As Fyodor Dostoevsky once wrote, “Pain and suffering are always inevitable for a large intelligence and a deep heart. The really great men must, I think, have great sadness on earth.” This quote speaks to the idea that with great intelligence and a deep capacity for emotion comes a burden that can be both beautiful and painful. In this blog post, we will explore the relationship between pain, suffering, and greatness.
The Relationship Between Pain and Greatness
It is not difficult to see why great intelligence and a deep heart could lead to pain and suffering. Those who possess these qualities often have a heightened sensitivity to the world around them, experiencing emotions more intensely and processing information more deeply than the average person. This heightened awareness can lead to a profound understanding of the world and the people in it, but it can also lead to a greater sense of isolation and loneliness.
The great men and women throughout history have often been driven by a deep sense of purpose, a desire to make the world a better place. This drive to make a difference, to leave a lasting impact, can come at a great personal cost. The sacrifices that are necessary to achieve greatness can be overwhelming, leading to stress, anxiety, and depression.
The Burden of Creativity
Great artists, writers, and musicians are often fueled by their pain and suffering. They use their art as a way to process their emotions, to make sense of the world around them. This creative process can be both therapeutic and cathartic, but it can also be incredibly draining. Creating something truly great often requires a tremendous amount of emotional labor, and the toll it takes on the artist can be profound.
Many of the greatest artists throughout history struggled with mental health issues. Vincent van Gogh, for example, famously struggled with depression, and ultimately took his own life. Edgar Allan Poe, Sylvia Plath, and Ernest Hemingway are just a few of the many artists who battled mental illness throughout their lives.
The Burden of Leadership
Great leaders are often burdened with a deep sense of responsibility. They are tasked with making difficult decisions that will impact the lives of countless people. This burden can be overwhelming, leading to stress, anxiety, and even physical illness.
The pressure of leadership can be particularly acute for those who are working to effect social change. The struggle for justice and equality is often a long and difficult one, and those who lead these movements must bear the weight of the fight on their shoulders. This can lead to burnout, compassion fatigue, and a sense of hopelessness.
The Beauty of Suffering
Despite the pain and suffering that often accompanies greatness, there is a certain beauty in it. The ability to experience the world so deeply, to process emotions so intensely, is a gift. It allows us to connect with others in a profound way, to understand the human experience in a way that would not be possible without this depth of feeling.
Furthermore, the great men and women throughout history have often used their pain and suffering to create something truly beautiful. Whether it be a work of art, a piece of music, or a piece of literature, their pain has been transformed into something that has touched the lives of countless others.
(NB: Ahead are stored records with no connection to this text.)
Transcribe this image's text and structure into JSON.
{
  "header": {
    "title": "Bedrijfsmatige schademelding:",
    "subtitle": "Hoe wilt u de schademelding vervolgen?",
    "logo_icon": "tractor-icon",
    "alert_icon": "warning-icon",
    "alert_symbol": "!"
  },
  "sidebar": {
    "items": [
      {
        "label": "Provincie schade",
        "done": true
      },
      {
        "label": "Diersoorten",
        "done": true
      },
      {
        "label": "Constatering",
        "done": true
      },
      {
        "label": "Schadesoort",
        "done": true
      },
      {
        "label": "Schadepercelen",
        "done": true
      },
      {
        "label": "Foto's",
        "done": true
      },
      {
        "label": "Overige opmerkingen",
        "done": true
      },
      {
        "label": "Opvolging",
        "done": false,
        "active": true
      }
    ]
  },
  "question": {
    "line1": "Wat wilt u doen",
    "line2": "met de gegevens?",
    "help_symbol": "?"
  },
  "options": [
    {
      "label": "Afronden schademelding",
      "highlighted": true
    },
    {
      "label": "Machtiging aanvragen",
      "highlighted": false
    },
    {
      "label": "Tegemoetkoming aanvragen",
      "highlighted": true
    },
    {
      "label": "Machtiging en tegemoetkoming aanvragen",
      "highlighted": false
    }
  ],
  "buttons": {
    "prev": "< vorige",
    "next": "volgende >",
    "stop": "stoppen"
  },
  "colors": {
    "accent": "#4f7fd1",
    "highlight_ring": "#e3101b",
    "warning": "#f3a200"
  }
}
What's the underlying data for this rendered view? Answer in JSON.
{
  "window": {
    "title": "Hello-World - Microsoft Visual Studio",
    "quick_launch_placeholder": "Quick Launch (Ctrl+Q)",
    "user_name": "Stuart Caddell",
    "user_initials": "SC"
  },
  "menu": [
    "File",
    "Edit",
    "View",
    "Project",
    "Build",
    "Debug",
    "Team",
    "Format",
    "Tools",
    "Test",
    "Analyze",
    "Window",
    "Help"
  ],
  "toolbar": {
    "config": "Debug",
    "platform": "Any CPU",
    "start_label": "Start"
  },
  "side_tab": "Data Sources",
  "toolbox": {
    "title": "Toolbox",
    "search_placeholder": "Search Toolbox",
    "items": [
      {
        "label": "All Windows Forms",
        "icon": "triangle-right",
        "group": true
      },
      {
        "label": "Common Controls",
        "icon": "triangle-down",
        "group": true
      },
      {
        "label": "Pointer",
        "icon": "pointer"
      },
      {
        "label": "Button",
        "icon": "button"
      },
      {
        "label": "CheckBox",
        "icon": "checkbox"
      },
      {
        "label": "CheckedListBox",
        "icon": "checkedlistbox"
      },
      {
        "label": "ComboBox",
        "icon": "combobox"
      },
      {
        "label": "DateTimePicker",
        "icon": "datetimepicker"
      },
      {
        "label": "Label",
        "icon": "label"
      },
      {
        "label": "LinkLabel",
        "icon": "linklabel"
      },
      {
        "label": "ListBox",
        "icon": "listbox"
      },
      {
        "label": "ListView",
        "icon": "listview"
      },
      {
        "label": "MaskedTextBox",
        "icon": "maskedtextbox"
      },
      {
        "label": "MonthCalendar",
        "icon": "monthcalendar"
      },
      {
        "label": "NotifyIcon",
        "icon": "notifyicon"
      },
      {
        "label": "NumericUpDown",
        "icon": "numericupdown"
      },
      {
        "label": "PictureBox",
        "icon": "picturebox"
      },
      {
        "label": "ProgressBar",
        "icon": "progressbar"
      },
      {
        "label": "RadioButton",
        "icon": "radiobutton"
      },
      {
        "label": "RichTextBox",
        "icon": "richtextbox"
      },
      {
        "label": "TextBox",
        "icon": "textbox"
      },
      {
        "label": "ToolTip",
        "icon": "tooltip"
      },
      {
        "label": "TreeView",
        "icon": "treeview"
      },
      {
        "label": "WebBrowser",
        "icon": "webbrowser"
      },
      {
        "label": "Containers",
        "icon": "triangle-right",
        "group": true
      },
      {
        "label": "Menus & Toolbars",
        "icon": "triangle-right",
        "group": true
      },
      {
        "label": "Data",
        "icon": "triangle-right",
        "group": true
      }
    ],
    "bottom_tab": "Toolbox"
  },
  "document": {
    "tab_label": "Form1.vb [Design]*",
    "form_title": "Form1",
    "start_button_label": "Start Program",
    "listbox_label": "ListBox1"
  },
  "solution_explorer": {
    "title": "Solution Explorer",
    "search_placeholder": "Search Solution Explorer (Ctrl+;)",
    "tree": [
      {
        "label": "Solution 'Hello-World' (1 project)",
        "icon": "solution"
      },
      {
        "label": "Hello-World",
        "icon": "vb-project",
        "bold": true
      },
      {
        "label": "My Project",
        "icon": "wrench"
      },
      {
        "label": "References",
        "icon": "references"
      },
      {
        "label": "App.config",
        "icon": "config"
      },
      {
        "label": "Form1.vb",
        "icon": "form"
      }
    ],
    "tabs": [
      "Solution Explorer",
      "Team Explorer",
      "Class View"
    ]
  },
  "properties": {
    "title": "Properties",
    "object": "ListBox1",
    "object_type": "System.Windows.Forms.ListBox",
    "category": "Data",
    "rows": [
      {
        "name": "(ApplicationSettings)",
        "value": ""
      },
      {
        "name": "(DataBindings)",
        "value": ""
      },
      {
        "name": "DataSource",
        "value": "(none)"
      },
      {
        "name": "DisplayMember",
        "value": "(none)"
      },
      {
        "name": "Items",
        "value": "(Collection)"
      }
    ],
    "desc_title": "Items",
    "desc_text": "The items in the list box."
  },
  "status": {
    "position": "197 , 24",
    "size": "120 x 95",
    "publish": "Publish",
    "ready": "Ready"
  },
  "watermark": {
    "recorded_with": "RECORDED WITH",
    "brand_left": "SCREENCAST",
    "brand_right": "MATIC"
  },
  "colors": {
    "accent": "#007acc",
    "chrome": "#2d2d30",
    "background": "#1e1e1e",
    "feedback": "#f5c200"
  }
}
In conclusion, the relationship between pain, suffering, and greatness is a complex one. Great intelligence and a deep heart often come with a burden that can be both beautiful and painful. Those who possess these qualities may struggle with mental health issues, burnout, and a sense of isolation, but they also have the ability to make a profound impact on the world. We must acknowledge the suffering of those who are working to make the world a better place, and support them in their efforts. And that’s exactly what the quote “Pain and suffering are always inevitable for a large intelligence and a deep heart. The really great men must, I think, have great sadness on earth” entails.